▶ **What is needed**: Repeat the data exactly, leaving out any image.

##############################

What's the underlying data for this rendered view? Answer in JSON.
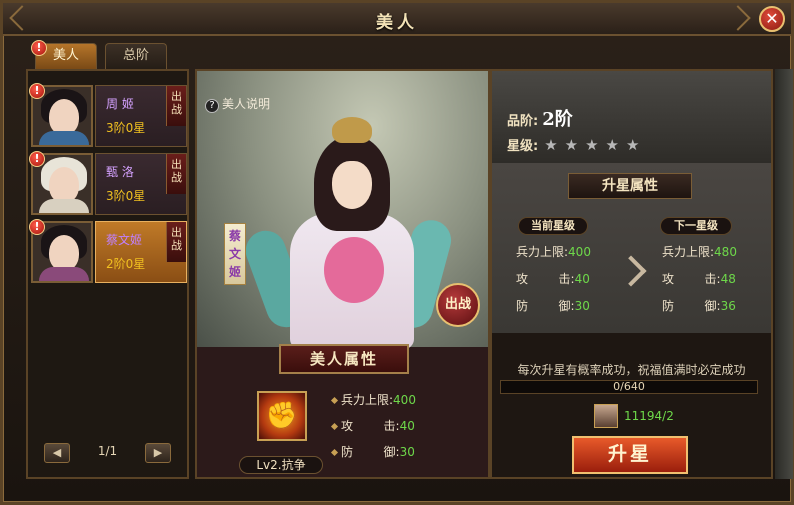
{
  "window": {
    "title": "美人",
    "close_glyph": "✕"
  },
  "tabs": [
    {
      "label": "美人",
      "active": true,
      "alert": "!"
    },
    {
      "label": "总阶",
      "active": false
    }
  ],
  "beauties": [
    {
      "name": "周 姬",
      "rank": "3阶0星",
      "deploy_label": "出战",
      "alert": "!",
      "selected": false,
      "robe_color": "#3a6a9a"
    },
    {
      "name": "甄 洛",
      "rank": "3阶0星",
      "deploy_label": "出战",
      "alert": "!",
      "selected": false,
      "robe_color": "#d8d0c0"
    },
    {
      "name": "蔡文姬",
      "rank": "2阶0星",
      "deploy_label": "出战",
      "alert": "!",
      "selected": true,
      "robe_color": "#8a4a7a"
    }
  ],
  "pager": {
    "prev": "◀",
    "page": "1/1",
    "next": "▶"
  },
  "detail": {
    "help_icon": "?",
    "help_label": "美人说明",
    "nameplate": "蔡文姬",
    "deploy_button": "出战",
    "attr_title": "美人属性",
    "skill_glyph": "✊",
    "skill_label": "Lv2.抗争",
    "stats": [
      {
        "label": "兵力上限:",
        "value": "400"
      },
      {
        "label": "攻        击:",
        "value": "40"
      },
      {
        "label": "防        御:",
        "value": "30"
      }
    ]
  },
  "upgrade": {
    "grade_label": "品阶:",
    "grade_value": "2阶",
    "star_label": "星级:",
    "stars": "★★★★★",
    "title": "升星属性",
    "current_label": "当前星级",
    "next_label": "下一星级",
    "current_stats": [
      {
        "label": "兵力上限:",
        "value": "400"
      },
      {
        "label": "攻        击:",
        "value": "40"
      },
      {
        "label": "防        御:",
        "value": "30"
      }
    ],
    "next_stats": [
      {
        "label": "兵力上限:",
        "value": "480"
      },
      {
        "label": "攻        击:",
        "value": "48"
      },
      {
        "label": "防        御:",
        "value": "36"
      }
    ],
    "note": "每次升星有概率成功，祝福值满时必定成功",
    "progress_text": "0/640",
    "progress_fraction": 0,
    "cost_text": "11194/2",
    "button_label": "升星"
  },
  "colors": {
    "accent": "#c8a054",
    "stat_value": "#6ed84a",
    "name_purple": "#d5a2ff",
    "rank_yellow": "#f0c020"
  }
}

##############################

▶ **Exercise result**:
What's the underlying data for this rendered view? Answer in JSON.
{
  "window": {
    "title": "美人",
    "close_glyph": "✕"
  },
  "tabs": [
    {
      "label": "美人",
      "active": true,
      "alert": "!"
    },
    {
      "label": "总阶",
      "active": false
    }
  ],
  "beauties": [
    {
      "name": "周 姬",
      "rank": "3阶0星",
      "deploy_label": "出战",
      "alert": "!",
      "selected": false,
      "robe_color": "#3a6a9a"
    },
    {
      "name": "甄 洛",
      "rank": "3阶0星",
      "deploy_label": "出战",
      "alert": "!",
      "selected": false,
      "robe_color": "#d8d0c0"
    },
    {
      "name": "蔡文姬",
      "rank": "2阶0星",
      "deploy_label": "出战",
      "alert": "!",
      "selected": true,
      "robe_color": "#8a4a7a"
    }
  ],
  "pager": {
    "prev": "◀",
    "page": "1/1",
    "next": "▶"
  },
  "detail": {
    "help_icon": "?",
    "help_label": "美人说明",
    "nameplate": "蔡文姬",
    "deploy_button": "出战",
    "attr_title": "美人属性",
    "skill_glyph": "✊",
    "skill_label": "Lv2.抗争",
    "stats": [
      {
        "label": "兵力上限:",
        "value": "400"
      },
      {
        "label": "攻        击:",
        "value": "40"
      },
      {
        "label": "防        御:",
        "value": "30"
      }
    ]
  },
  "upgrade": {
    "grade_label": "品阶:",
    "grade_value": "2阶",
    "star_label": "星级:",
    "stars": "★★★★★",
    "title": "升星属性",
    "current_label": "当前星级",
    "next_label": "下一星级",
    "current_stats": [
      {
        "label": "兵力上限:",
        "value": "400"
      },
      {
        "label": "攻        击:",
        "value": "40"
      },
      {
        "label": "防        御:",
        "value": "30"
      }
    ],
    "next_stats": [
      {
        "label": "兵力上限:",
        "value": "480"
      },
      {
        "label": "攻        击:",
        "value": "48"
      },
      {
        "label": "防        御:",
        "value": "36"
      }
    ],
    "note": "每次升星有概率成功，祝福值满时必定成功",
    "progress_text": "0/640",
    "progress_fraction": 0,
    "cost_text": "11194/2",
    "button_label": "升星"
  },
  "colors": {
    "accent": "#c8a054",
    "stat_value": "#6ed84a",
    "name_purple": "#d5a2ff",
    "rank_yellow": "#f0c020"
  }
}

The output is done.